Input material.

○ ○ ○ ○ ○

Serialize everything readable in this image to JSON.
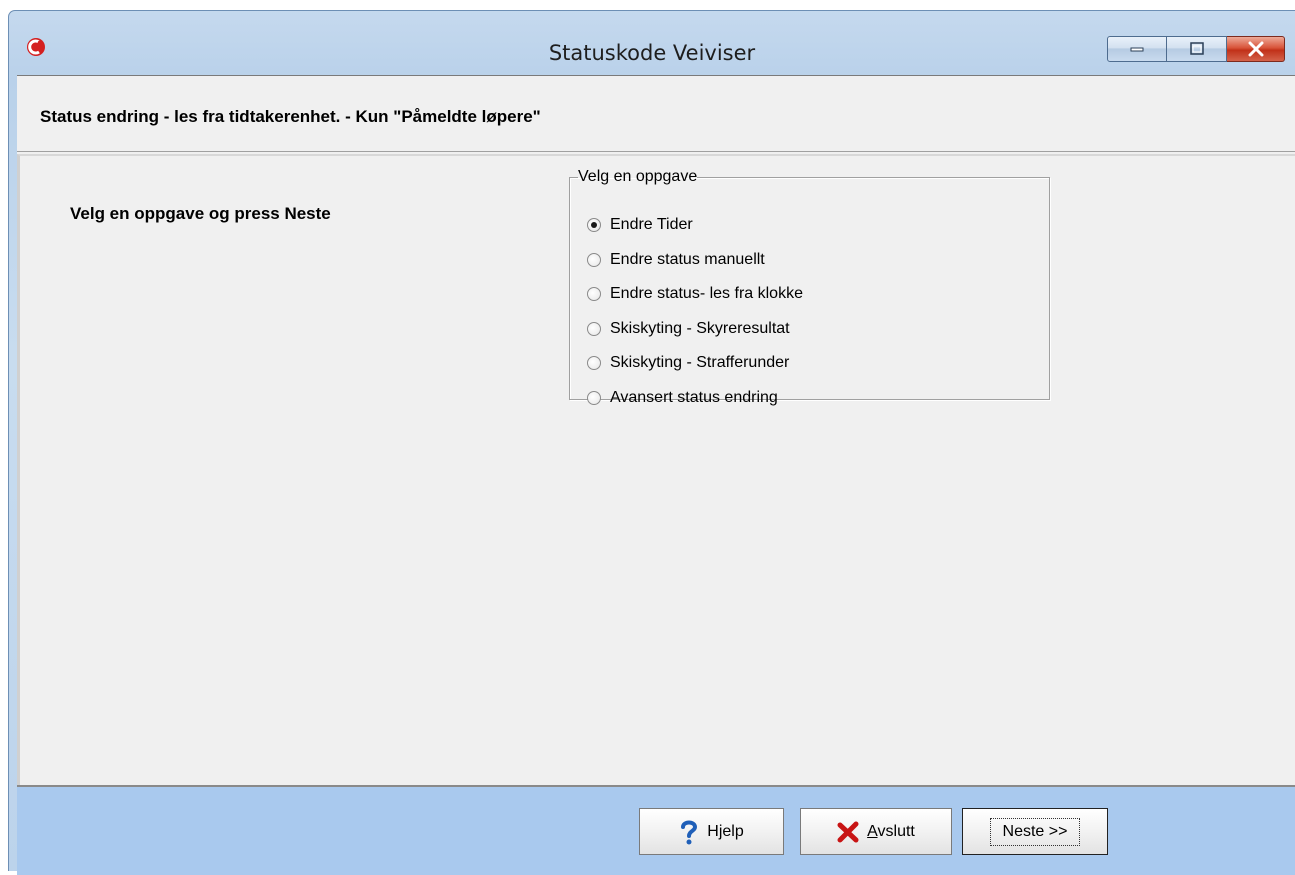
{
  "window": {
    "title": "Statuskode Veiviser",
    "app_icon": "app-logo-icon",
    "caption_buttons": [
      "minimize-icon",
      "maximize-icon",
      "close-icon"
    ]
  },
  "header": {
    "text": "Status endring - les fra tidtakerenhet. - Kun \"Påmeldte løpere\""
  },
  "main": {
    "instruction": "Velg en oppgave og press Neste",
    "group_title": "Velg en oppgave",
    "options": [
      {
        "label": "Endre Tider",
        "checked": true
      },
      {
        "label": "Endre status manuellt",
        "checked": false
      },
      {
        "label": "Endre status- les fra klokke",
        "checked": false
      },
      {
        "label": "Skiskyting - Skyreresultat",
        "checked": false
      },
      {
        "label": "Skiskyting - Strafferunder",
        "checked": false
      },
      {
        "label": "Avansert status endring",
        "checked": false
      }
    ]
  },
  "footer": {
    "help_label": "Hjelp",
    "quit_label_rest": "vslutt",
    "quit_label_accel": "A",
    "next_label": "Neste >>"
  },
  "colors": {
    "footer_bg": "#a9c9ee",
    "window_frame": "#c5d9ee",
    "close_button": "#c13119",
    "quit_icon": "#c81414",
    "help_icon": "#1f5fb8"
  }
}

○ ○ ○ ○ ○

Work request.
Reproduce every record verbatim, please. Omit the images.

Finished task.
Serialize everything readable in this image to JSON.
{
  "window": {
    "title": "Statuskode Veiviser",
    "app_icon": "app-logo-icon",
    "caption_buttons": [
      "minimize-icon",
      "maximize-icon",
      "close-icon"
    ]
  },
  "header": {
    "text": "Status endring - les fra tidtakerenhet. - Kun \"Påmeldte løpere\""
  },
  "main": {
    "instruction": "Velg en oppgave og press Neste",
    "group_title": "Velg en oppgave",
    "options": [
      {
        "label": "Endre Tider",
        "checked": true
      },
      {
        "label": "Endre status manuellt",
        "checked": false
      },
      {
        "label": "Endre status- les fra klokke",
        "checked": false
      },
      {
        "label": "Skiskyting - Skyreresultat",
        "checked": false
      },
      {
        "label": "Skiskyting - Strafferunder",
        "checked": false
      },
      {
        "label": "Avansert status endring",
        "checked": false
      }
    ]
  },
  "footer": {
    "help_label": "Hjelp",
    "quit_label_rest": "vslutt",
    "quit_label_accel": "A",
    "next_label": "Neste >>"
  },
  "colors": {
    "footer_bg": "#a9c9ee",
    "window_frame": "#c5d9ee",
    "close_button": "#c13119",
    "quit_icon": "#c81414",
    "help_icon": "#1f5fb8"
  }
}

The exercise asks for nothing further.